  8. #8
    Tennessee Top - Don't be so bitter. I've been with my 4th wife now for 22 years. Sometimes there is a happy ending.

  9. #9
    Good for you Advanced! Obviously, if you keep swinging you'll get a hit eventually (my sister is on her 3rd marriage). Just curious, did any of the 3 first ones leave you for Jody (makes a difference)? I am just "gun shy" I guess. She did a real job on my brain housing group and my self esteem suffered greatly for a few years. Will say though, the second time I went to OKI on a 12 month tour as a single SNCO, I made up for lost time with the Japanese girls! Being a single Marine does have it's advantages and it really paid off when I was in Sao Paulo, Brazil as the Detachment Commander of the MSG detachment there. That's when I realized what a favor Jody actually did for me and I thanked him every day!!! Bitter? Hell no, her loss; she got Jody, I got my Corps all to myself and everything worked out just great thank you very much. Today, I'm still single and work at a hospital full of nurses; go to work with a smile on my face every day. So, you can keep your marriages and I'll just enjoy the single life.

  10. #10
    Good for you Tennessee Top, I'm glad everything has worked out for you. The 1st 3 didn't leave because of Jody, they left/or I left them because in the past I wasn't as sensitive as I am now.
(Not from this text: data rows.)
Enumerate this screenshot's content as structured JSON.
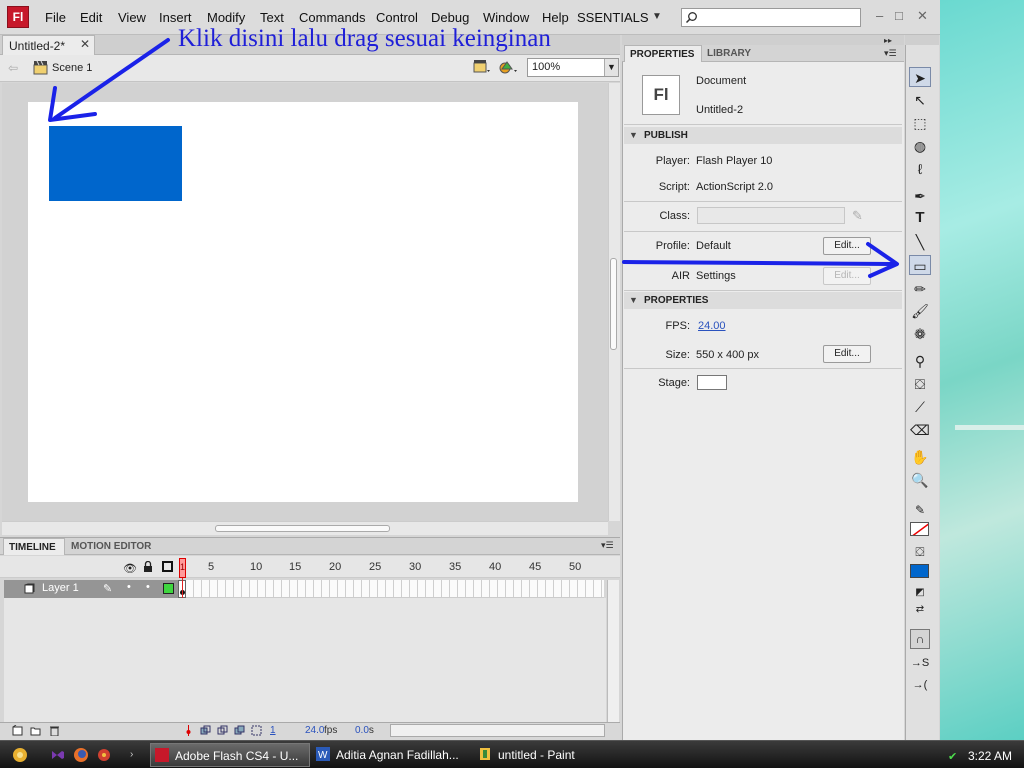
{
  "app": {
    "logo": "Fl",
    "menu": [
      "File",
      "Edit",
      "View",
      "Insert",
      "Modify",
      "Text",
      "Commands",
      "Control",
      "Debug",
      "Window",
      "Help"
    ],
    "workspace": "SSENTIALS",
    "window_controls": [
      "–",
      "□",
      "✕"
    ]
  },
  "document": {
    "tab_label": "Untitled-2*",
    "close_glyph": "✕",
    "scene": "Scene 1",
    "zoom": "100%"
  },
  "annotation": {
    "text": "Klik disini lalu drag sesuai keinginan",
    "color": "#1f1fd8"
  },
  "stage_objects": [
    {
      "shape": "rectangle",
      "fill": "#0066cc"
    }
  ],
  "timeline": {
    "tabs": [
      "TIMELINE",
      "MOTION EDITOR"
    ],
    "frame_numbers": [
      "1",
      "5",
      "10",
      "15",
      "20",
      "25",
      "30",
      "35",
      "40",
      "45",
      "50"
    ],
    "layer_name": "Layer 1",
    "current_frame": "1",
    "frame_rate": "24.0",
    "fps_unit": "fps",
    "elapsed": "0.0",
    "elapsed_unit": "s"
  },
  "properties": {
    "tabs": [
      "PROPERTIES",
      "LIBRARY"
    ],
    "doc_icon": "Fl",
    "doc_type": "Document",
    "doc_name": "Untitled-2",
    "publish_header": "PUBLISH",
    "player_label": "Player:",
    "player_value": "Flash Player 10",
    "script_label": "Script:",
    "script_value": "ActionScript 2.0",
    "class_label": "Class:",
    "profile_label": "Profile:",
    "profile_value": "Default",
    "edit_label": "Edit...",
    "air_label": "AIR",
    "air_value": "Settings",
    "properties_header": "PROPERTIES",
    "fps_label": "FPS:",
    "fps_value": "24.00",
    "size_label": "Size:",
    "size_value": "550 x 400 px",
    "stage_label": "Stage:"
  },
  "tools": {
    "stroke_color": "#ffffff",
    "fill_color": "#0066cc"
  },
  "taskbar": {
    "tasks": [
      "Adobe Flash CS4 - U...",
      "Aditia Agnan Fadillah...",
      "untitled - Paint"
    ],
    "clock": "3:22 AM"
  }
}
My 2nd used to say "You don't know what it's like being with you." And sensitive me would reply "You don't know what it's like being me." I could blame it on the Nam or being a cop all those years, but the truth is I was just an *******, still am.

    I should have been single all those years, but I found out later in counseling that my biggest fear was being alone/the last 1. I got this from the Nam, being the last 1 alive and being so messed up I couldn't do myself before the gooks got me and what would have happened when they got me. For me, thank God I changed.
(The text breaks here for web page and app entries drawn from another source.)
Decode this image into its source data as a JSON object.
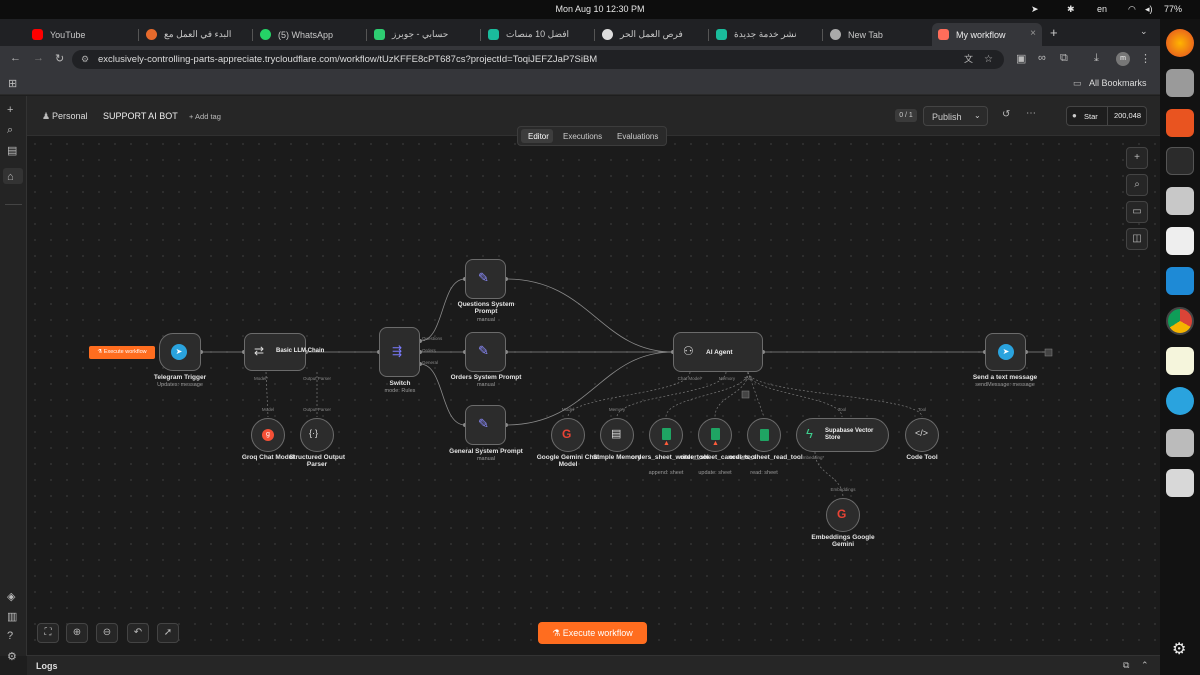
{
  "os": {
    "clock": "Mon Aug 10  12:30 PM",
    "lang": "en",
    "battery": "77%"
  },
  "tabs": [
    {
      "label": "YouTube",
      "color": "#ff0000"
    },
    {
      "label": "البدء في العمل مع",
      "color": "#e66a2c"
    },
    {
      "label": "(5) WhatsApp",
      "color": "#25d366"
    },
    {
      "label": "حسابي - جوبرز",
      "color": "#2ecc71"
    },
    {
      "label": "افضل 10 منصات",
      "color": "#1abc9c"
    },
    {
      "label": "فرص العمل الحر",
      "color": "#dddddd"
    },
    {
      "label": "نشر خدمة جديدة",
      "color": "#1abc9c"
    },
    {
      "label": "New Tab",
      "color": "#aaaaaa"
    },
    {
      "label": "My workflow",
      "color": "#ff6d5a"
    }
  ],
  "url": "exclusively-controlling-parts-appreciate.trycloudflare.com/workflow/tUzKFFE8cPT687cs?projectId=ToqiJEFZJaP7SiBM",
  "bookmarks": "All Bookmarks",
  "header": {
    "project": "Personal",
    "name": "SUPPORT AI BOT",
    "add_tag": "+ Add tag",
    "counter": "0 / 1",
    "publish": "Publish",
    "star": "Star",
    "stars": "200,048"
  },
  "view_tabs": [
    "Editor",
    "Executions",
    "Evaluations"
  ],
  "execute_small": "Execute workflow",
  "execute_main": "Execute workflow",
  "logs": "Logs",
  "nodes": {
    "telegram": {
      "label": "Telegram Trigger",
      "sub": "Updates: message"
    },
    "llm": {
      "label": "Basic LLM Chain",
      "p1": "Model*",
      "p2": "Output Parser"
    },
    "groq": {
      "label": "Groq Chat Model",
      "port": "Model"
    },
    "structured": {
      "label": "Structured Output Parser",
      "port": "Output Parser"
    },
    "switch": {
      "label": "Switch",
      "sub": "mode: Rules",
      "o1": "Questions",
      "o2": "Orders",
      "o3": "General"
    },
    "q_prompt": {
      "label": "Questions System Prompt",
      "sub": "manual"
    },
    "o_prompt": {
      "label": "Orders System Prompt",
      "sub": "manual"
    },
    "g_prompt": {
      "label": "General System Prompt",
      "sub": "manual"
    },
    "agent": {
      "label": "AI Agent",
      "p1": "Chat Model*",
      "p2": "Memory",
      "p3": "Tool"
    },
    "gemini": {
      "label": "Google Gemini Chat Model",
      "port": "Model"
    },
    "memory": {
      "label": "Simple Memory",
      "port": "Memory"
    },
    "writer": {
      "label": "orders_sheet_writer_tool",
      "sub": "append: sheet"
    },
    "cancel": {
      "label": "order_sheet_cancel_tool",
      "sub": "update: sheet"
    },
    "reader": {
      "label": "orders_sheet_read_tool",
      "sub": "read: sheet"
    },
    "supabase": {
      "label": "Supabase Vector Store",
      "port": "Tool",
      "p1": "Embedding*"
    },
    "code": {
      "label": "Code Tool",
      "port": "Tool"
    },
    "embed": {
      "label": "Embeddings Google Gemini",
      "port": "Embeddings"
    },
    "send": {
      "label": "Send a text message",
      "sub": "sendMessage: message"
    }
  }
}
    Semper Fi Top.

  11. #11
    FYI, since he is not yet a Marine, you are not yet a 'Marine Spouse'. Style point. Correction made.

Thread Information

Users Browsing this Thread

There are currently 1 users browsing this thread. (0 members and 1 guests)

Posting Permissions

  • You may not Create Posts
  • You may not post replies
  • You may not post attachments
  • You may not edit your posts